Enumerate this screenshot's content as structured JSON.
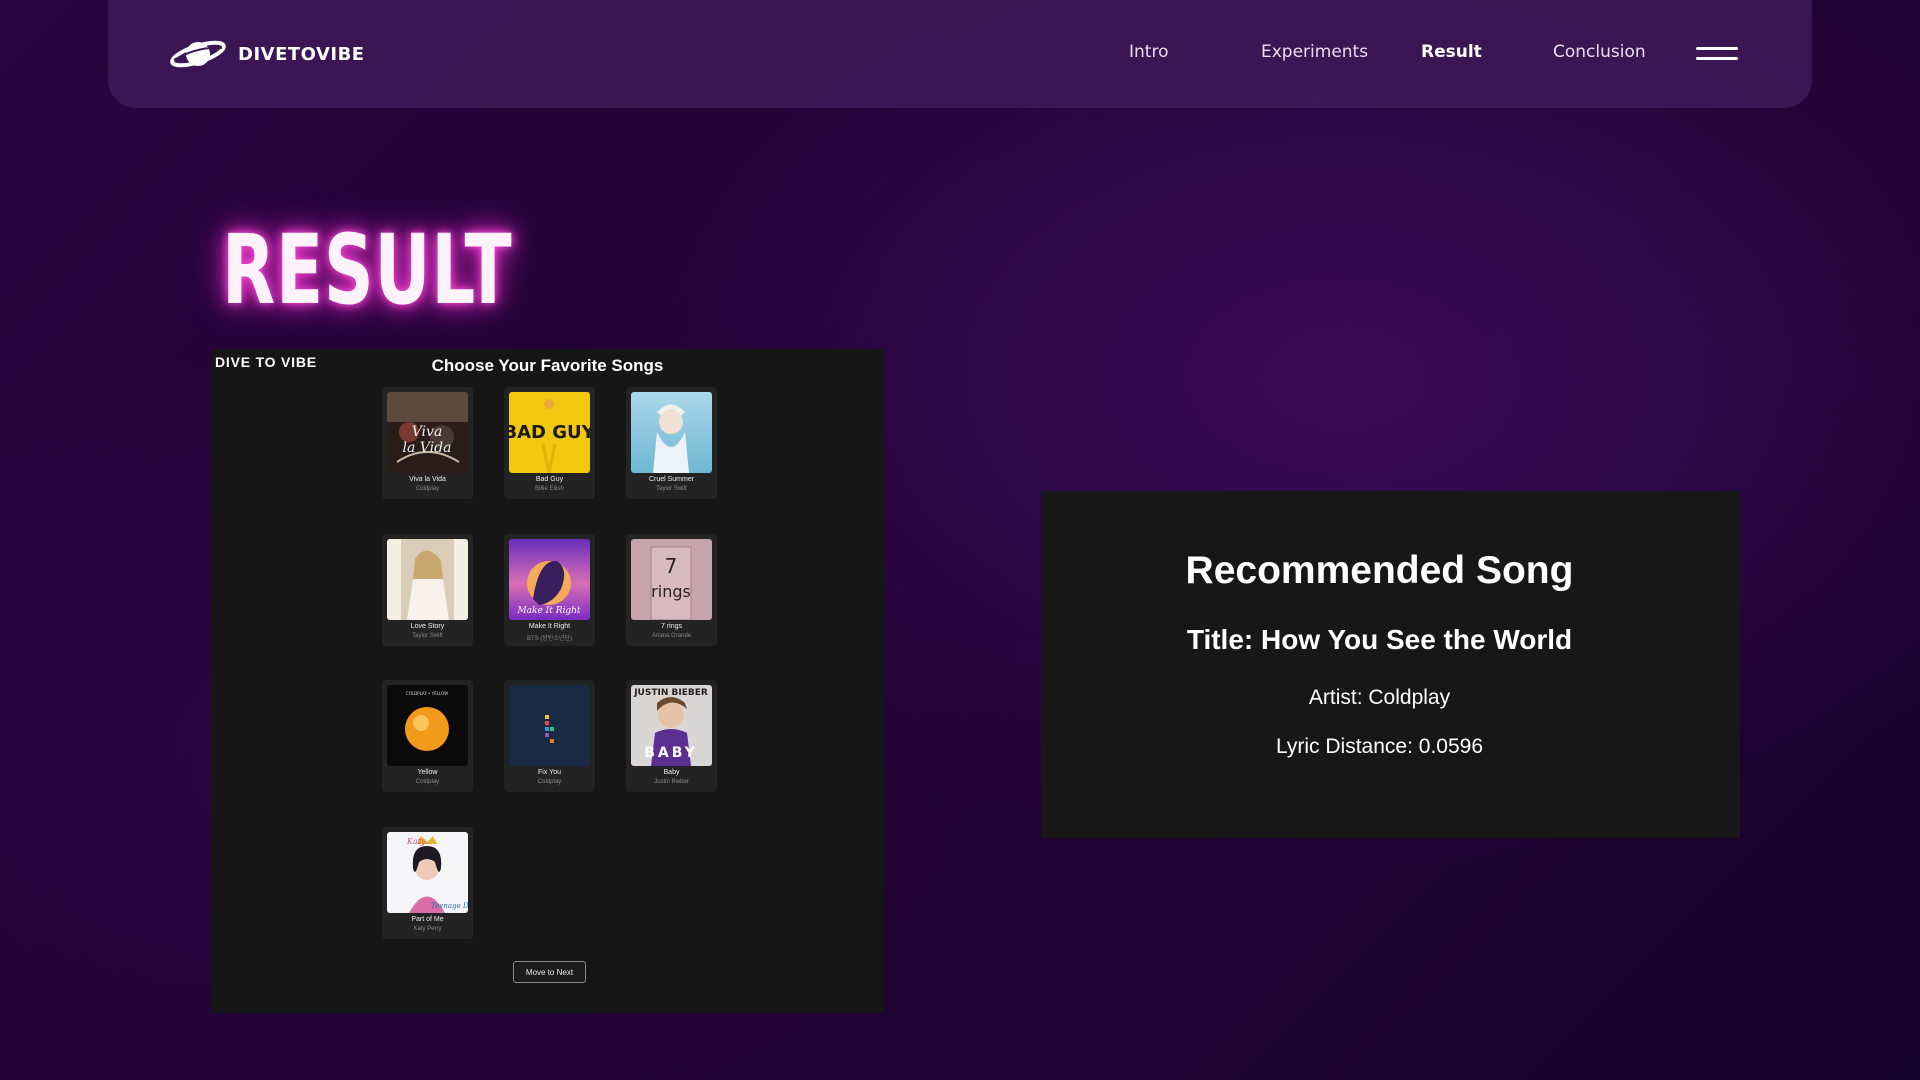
{
  "nav": {
    "brand": "DIVETOVIBE",
    "links": [
      "Intro",
      "Experiments",
      "Result",
      "Conclusion"
    ],
    "active": "Result"
  },
  "page": {
    "title": "RESULT"
  },
  "app": {
    "logo": "DIVE TO VIBE",
    "heading": "Choose Your Favorite Songs",
    "songs": [
      {
        "title": "Viva la Vida",
        "artist": "Coldplay",
        "art": "viva"
      },
      {
        "title": "Bad Guy",
        "artist": "Billie Eilish",
        "art": "badguy"
      },
      {
        "title": "Cruel Summer",
        "artist": "Taylor Swift",
        "art": "cruel"
      },
      {
        "title": "Love Story",
        "artist": "Taylor Swift",
        "art": "lovestory"
      },
      {
        "title": "Make It Right",
        "artist": "BTS (방탄소년단)",
        "art": "makeitright"
      },
      {
        "title": "7 rings",
        "artist": "Ariana Grande",
        "art": "sevenrings"
      },
      {
        "title": "Yellow",
        "artist": "Coldplay",
        "art": "yellow"
      },
      {
        "title": "Fix You",
        "artist": "Coldplay",
        "art": "fixyou"
      },
      {
        "title": "Baby",
        "artist": "Justin Bieber",
        "art": "baby"
      },
      {
        "title": "Part of Me",
        "artist": "Katy Perry",
        "art": "partofme"
      }
    ],
    "next_button": "Move to Next"
  },
  "recommendation": {
    "heading": "Recommended Song",
    "title": "Title: How You See the World",
    "artist": "Artist: Coldplay",
    "distance": "Lyric Distance: 0.0596"
  },
  "colors": {
    "accent_glow": "#ff4fd8",
    "nav_bg": "#421c5c",
    "panel_bg": "#161616"
  }
}
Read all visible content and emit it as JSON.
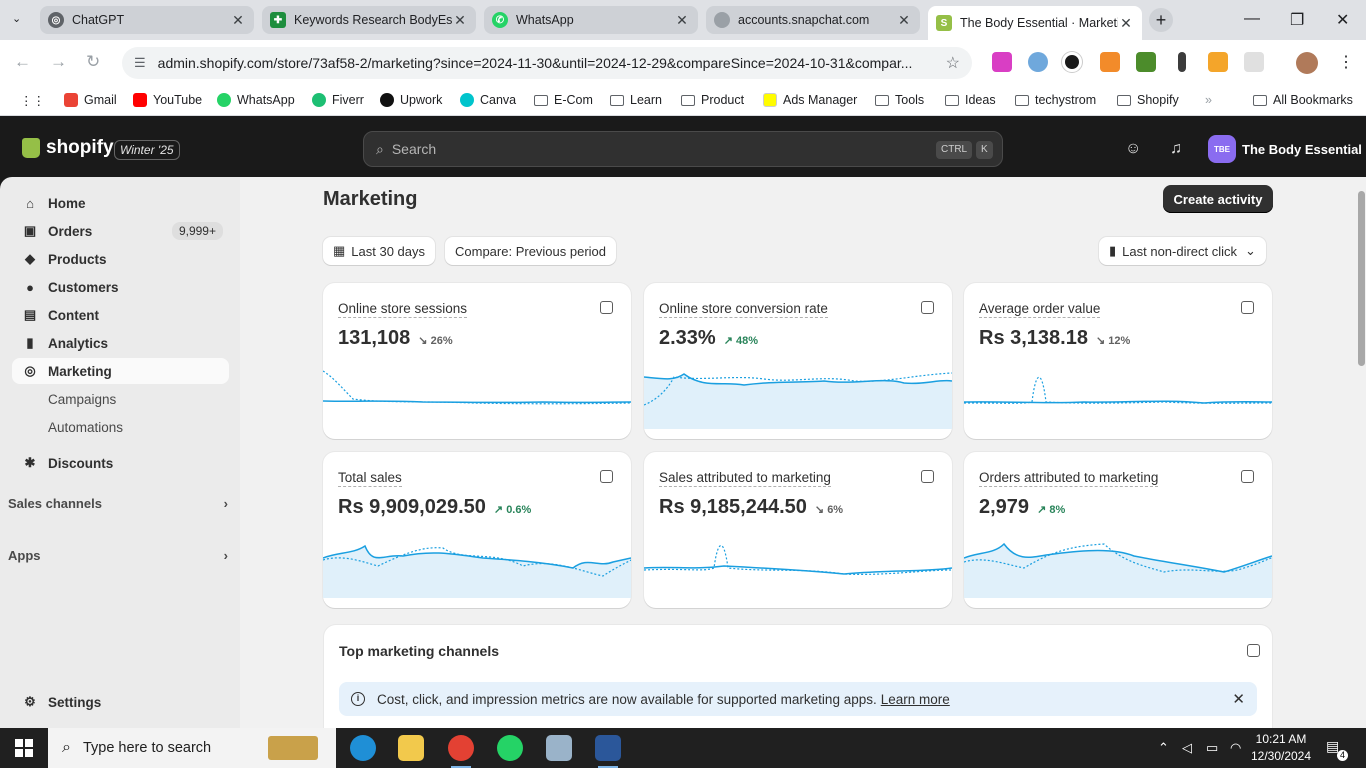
{
  "browser": {
    "tabs": [
      {
        "label": "ChatGPT",
        "color": "#5f6368",
        "active": false
      },
      {
        "label": "Keywords Research BodyEssen",
        "color": "#1e8e3e",
        "active": false
      },
      {
        "label": "WhatsApp",
        "color": "#25d366",
        "active": false
      },
      {
        "label": "accounts.snapchat.com",
        "color": "#9aa0a6",
        "active": false
      },
      {
        "label": "The Body Essential · Marketin",
        "color": "#95bf47",
        "active": true
      }
    ],
    "url": "admin.shopify.com/store/73af58-2/marketing?since=2024-11-30&until=2024-12-29&compareSince=2024-10-31&compar...",
    "bookmarks": [
      {
        "label": "Gmail",
        "type": "site",
        "color": "#ea4335"
      },
      {
        "label": "YouTube",
        "type": "site",
        "color": "#ff0000"
      },
      {
        "label": "WhatsApp",
        "type": "site",
        "color": "#25d366"
      },
      {
        "label": "Fiverr",
        "type": "site",
        "color": "#1dbf73"
      },
      {
        "label": "Upwork",
        "type": "site",
        "color": "#111111"
      },
      {
        "label": "Canva",
        "type": "site",
        "color": "#00c4cc"
      },
      {
        "label": "E-Com",
        "type": "folder"
      },
      {
        "label": "Learn",
        "type": "folder"
      },
      {
        "label": "Product",
        "type": "folder"
      },
      {
        "label": "Ads Manager",
        "type": "site",
        "color": "#fffc00"
      },
      {
        "label": "Tools",
        "type": "folder"
      },
      {
        "label": "Ideas",
        "type": "folder"
      },
      {
        "label": "techystrom",
        "type": "folder"
      },
      {
        "label": "Shopify",
        "type": "folder"
      }
    ],
    "all_bookmarks": "All Bookmarks"
  },
  "shopify": {
    "brand": "shopify",
    "edition": "Winter '25",
    "search_placeholder": "Search",
    "kbd_ctrl": "CTRL",
    "kbd_k": "K",
    "store_initials": "TBE",
    "store_name": "The Body Essential"
  },
  "sidebar": {
    "items": [
      {
        "label": "Home",
        "icon": "home-icon",
        "glyph": "⌂"
      },
      {
        "label": "Orders",
        "icon": "orders-icon",
        "glyph": "▣",
        "badge": "9,999+"
      },
      {
        "label": "Products",
        "icon": "tag-icon",
        "glyph": "◆"
      },
      {
        "label": "Customers",
        "icon": "person-icon",
        "glyph": "●"
      },
      {
        "label": "Content",
        "icon": "content-icon",
        "glyph": "▤"
      },
      {
        "label": "Analytics",
        "icon": "bar-chart-icon",
        "glyph": "▮"
      },
      {
        "label": "Marketing",
        "icon": "marketing-icon",
        "glyph": "◎",
        "active": true
      }
    ],
    "sub_items": [
      "Campaigns",
      "Automations"
    ],
    "discounts": "Discounts",
    "sales_channels": "Sales channels",
    "apps": "Apps",
    "settings": "Settings"
  },
  "main": {
    "title": "Marketing",
    "create_button": "Create activity",
    "date_range": "Last 30 days",
    "compare": "Compare: Previous period",
    "attribution": "Last non-direct click",
    "metrics": [
      {
        "title": "Online store sessions",
        "value": "131,108",
        "delta": "26%",
        "direction": "down"
      },
      {
        "title": "Online store conversion rate",
        "value": "2.33%",
        "delta": "48%",
        "direction": "up"
      },
      {
        "title": "Average order value",
        "value": "Rs 3,138.18",
        "delta": "12%",
        "direction": "down"
      },
      {
        "title": "Total sales",
        "value": "Rs 9,909,029.50",
        "delta": "0.6%",
        "direction": "up"
      },
      {
        "title": "Sales attributed to marketing",
        "value": "Rs 9,185,244.50",
        "delta": "6%",
        "direction": "down"
      },
      {
        "title": "Orders attributed to marketing",
        "value": "2,979",
        "delta": "8%",
        "direction": "up"
      }
    ],
    "channels_title": "Top marketing channels",
    "banner_text": "Cost, click, and impression metrics are now available for supported marketing apps.",
    "banner_link": "Learn more",
    "colors": {
      "accent": "#1a9fe0",
      "up": "#29845a",
      "down": "#616161"
    }
  },
  "taskbar": {
    "search_placeholder": "Type here to search",
    "time": "10:21 AM",
    "date": "12/30/2024",
    "notifications": "4"
  }
}
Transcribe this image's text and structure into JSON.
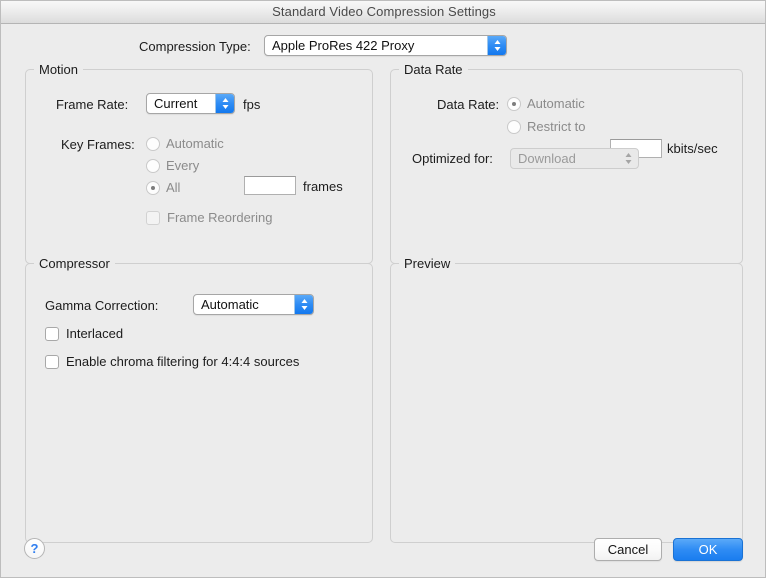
{
  "window": {
    "title": "Standard Video Compression Settings"
  },
  "compression_type": {
    "label": "Compression Type:",
    "value": "Apple ProRes 422 Proxy"
  },
  "motion": {
    "title": "Motion",
    "frame_rate_label": "Frame Rate:",
    "frame_rate_value": "Current",
    "fps_unit": "fps",
    "key_frames_label": "Key Frames:",
    "options": [
      {
        "label": "Automatic",
        "selected": false
      },
      {
        "label": "Every",
        "selected": false
      },
      {
        "label": "All",
        "selected": true
      }
    ],
    "every_field_value": "",
    "frames_unit": "frames",
    "frame_reordering_label": "Frame Reordering",
    "frame_reordering_checked": false
  },
  "data_rate": {
    "title": "Data Rate",
    "data_rate_label": "Data Rate:",
    "options": [
      {
        "label": "Automatic",
        "selected": true
      },
      {
        "label": "Restrict to",
        "selected": false
      }
    ],
    "restrict_field_value": "",
    "kbits_unit": "kbits/sec",
    "optimized_label": "Optimized for:",
    "optimized_value": "Download"
  },
  "compressor": {
    "title": "Compressor",
    "gamma_label": "Gamma Correction:",
    "gamma_value": "Automatic",
    "interlaced_label": "Interlaced",
    "interlaced_checked": false,
    "chroma_label": "Enable chroma filtering for 4:4:4 sources",
    "chroma_checked": false
  },
  "preview": {
    "title": "Preview"
  },
  "footer": {
    "help_label": "?",
    "cancel_label": "Cancel",
    "ok_label": "OK"
  },
  "colors": {
    "accent_blue": "#2f8cf4",
    "window_bg": "#ececec",
    "text": "#1c1c1c",
    "disabled_text": "#8b8b8b"
  }
}
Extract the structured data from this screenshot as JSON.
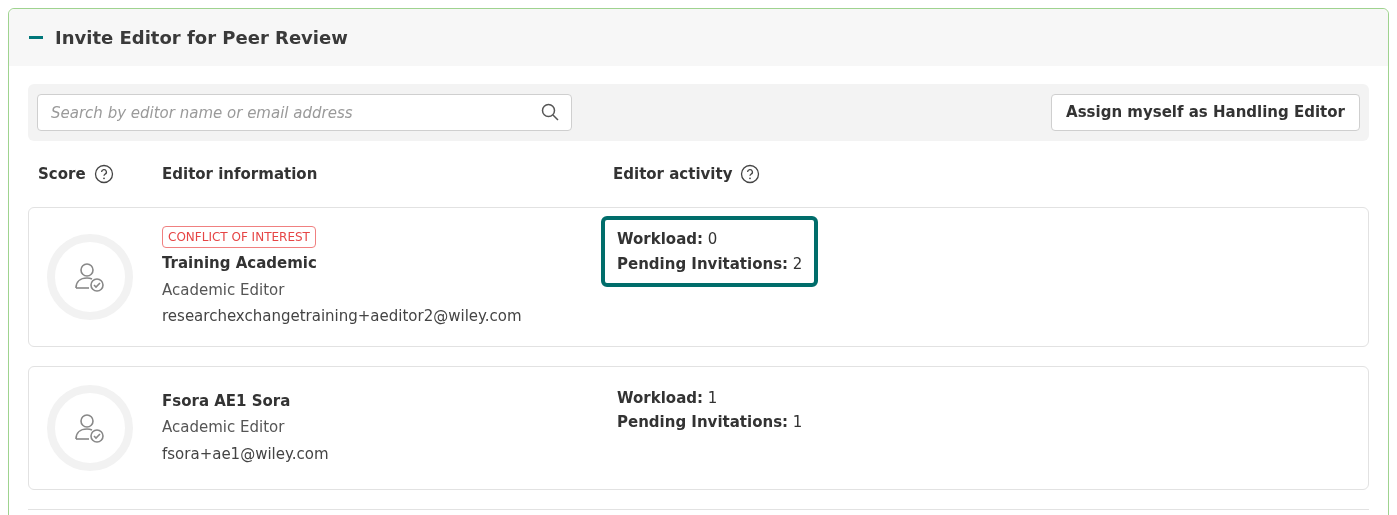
{
  "section": {
    "title": "Invite Editor for Peer Review",
    "expanded": true
  },
  "search": {
    "placeholder": "Search by editor name or email address"
  },
  "assign_button": "Assign myself as Handling Editor",
  "columns": [
    {
      "label": "Score",
      "help": true
    },
    {
      "label": "Editor information",
      "help": false
    },
    {
      "label": "Editor activity",
      "help": true
    }
  ],
  "editors": [
    {
      "badge": "CONFLICT OF INTEREST",
      "name": "Training Academic",
      "role": "Academic Editor",
      "email": "researchexchangetraining+aeditor2@wiley.com",
      "workload_label": "Workload:",
      "workload": "0",
      "pending_label": "Pending Invitations:",
      "pending": "2",
      "highlighted": true
    },
    {
      "name": "Fsora AE1 Sora",
      "role": "Academic Editor",
      "email": "fsora+ae1@wiley.com",
      "workload_label": "Workload:",
      "workload": "1",
      "pending_label": "Pending Invitations:",
      "pending": "1",
      "highlighted": false
    }
  ]
}
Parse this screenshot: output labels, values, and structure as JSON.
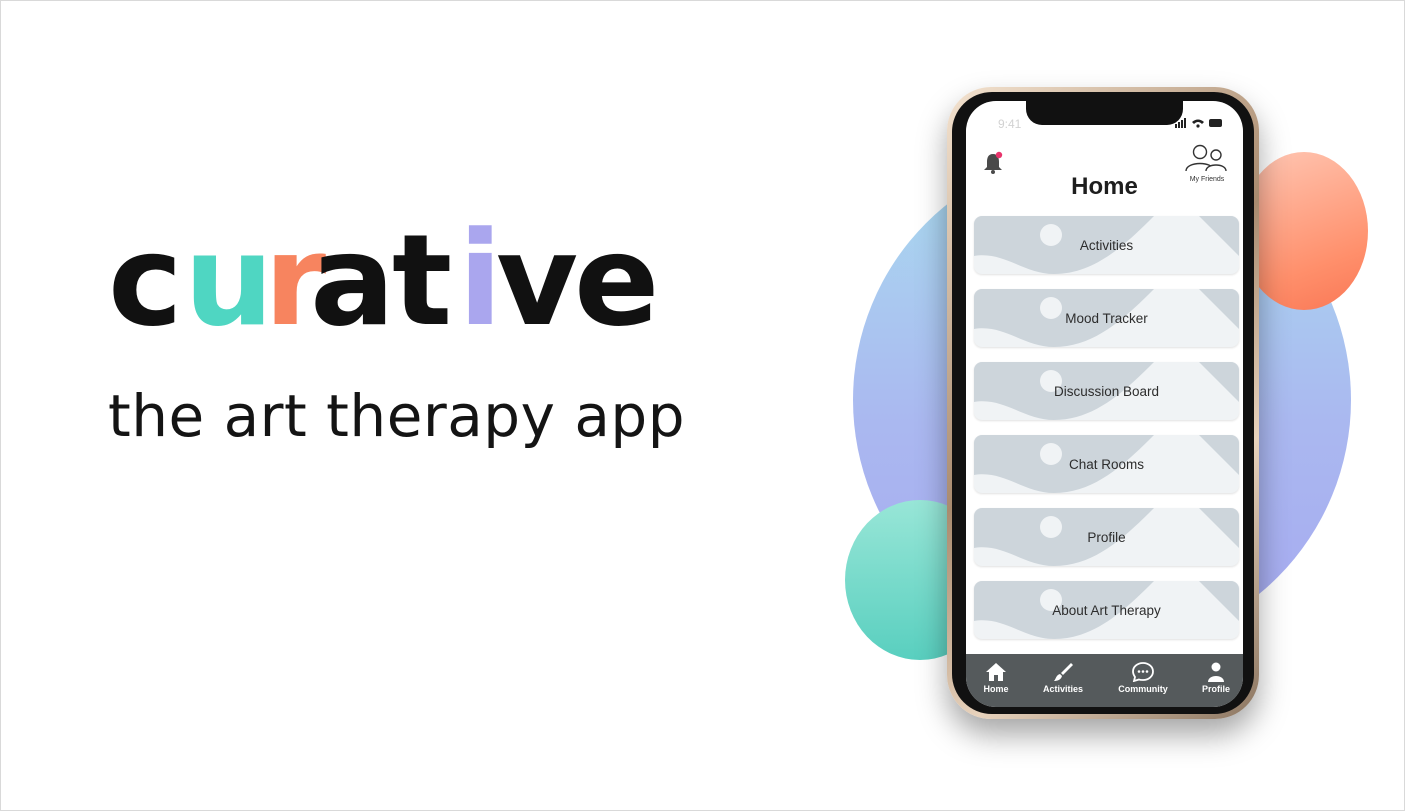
{
  "brand": {
    "logo_letters": [
      {
        "ch": "c",
        "color": "#111111"
      },
      {
        "ch": "u",
        "color": "#4fd6c2"
      },
      {
        "ch": "r",
        "color": "#f7845f"
      },
      {
        "ch": "a",
        "color": "#111111"
      },
      {
        "ch": "t",
        "color": "#111111"
      },
      {
        "ch": "i",
        "color": "#aaa6ee"
      },
      {
        "ch": "v",
        "color": "#111111"
      },
      {
        "ch": "e",
        "color": "#111111"
      }
    ],
    "tagline": "the art therapy app"
  },
  "phone": {
    "status_time": "9:41",
    "title": "Home",
    "notification_icon": "bell-icon",
    "friends_label": "My Friends",
    "menu": [
      {
        "label": "Activities"
      },
      {
        "label": "Mood Tracker"
      },
      {
        "label": "Discussion Board"
      },
      {
        "label": "Chat Rooms"
      },
      {
        "label": "Profile"
      },
      {
        "label": "About Art Therapy"
      }
    ],
    "tabs": [
      {
        "label": "Home",
        "icon": "house-icon"
      },
      {
        "label": "Activities",
        "icon": "brush-icon"
      },
      {
        "label": "Community",
        "icon": "chat-bubble-icon"
      },
      {
        "label": "Profile",
        "icon": "person-icon"
      }
    ]
  },
  "colors": {
    "accent_teal": "#4fd6c2",
    "accent_orange": "#f7845f",
    "accent_lavender": "#aaa6ee",
    "tabbar": "#555a5c"
  }
}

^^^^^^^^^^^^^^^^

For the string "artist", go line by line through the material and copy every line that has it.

        "artist": "Coldplay",
        "artist": "Billie Eilish",
        "artist": "Taylor Swift",
        "artist": "Taylor Swift",
        "artist": "BTS (방탄소년단)",
        "artist": "Ariana Grande",
        "artist": "Coldplay",
        "artist": "Coldplay",
        "artist": "Justin Bieber",
        "artist": "Katy Perry",
    "artist": "Artist: Coldplay",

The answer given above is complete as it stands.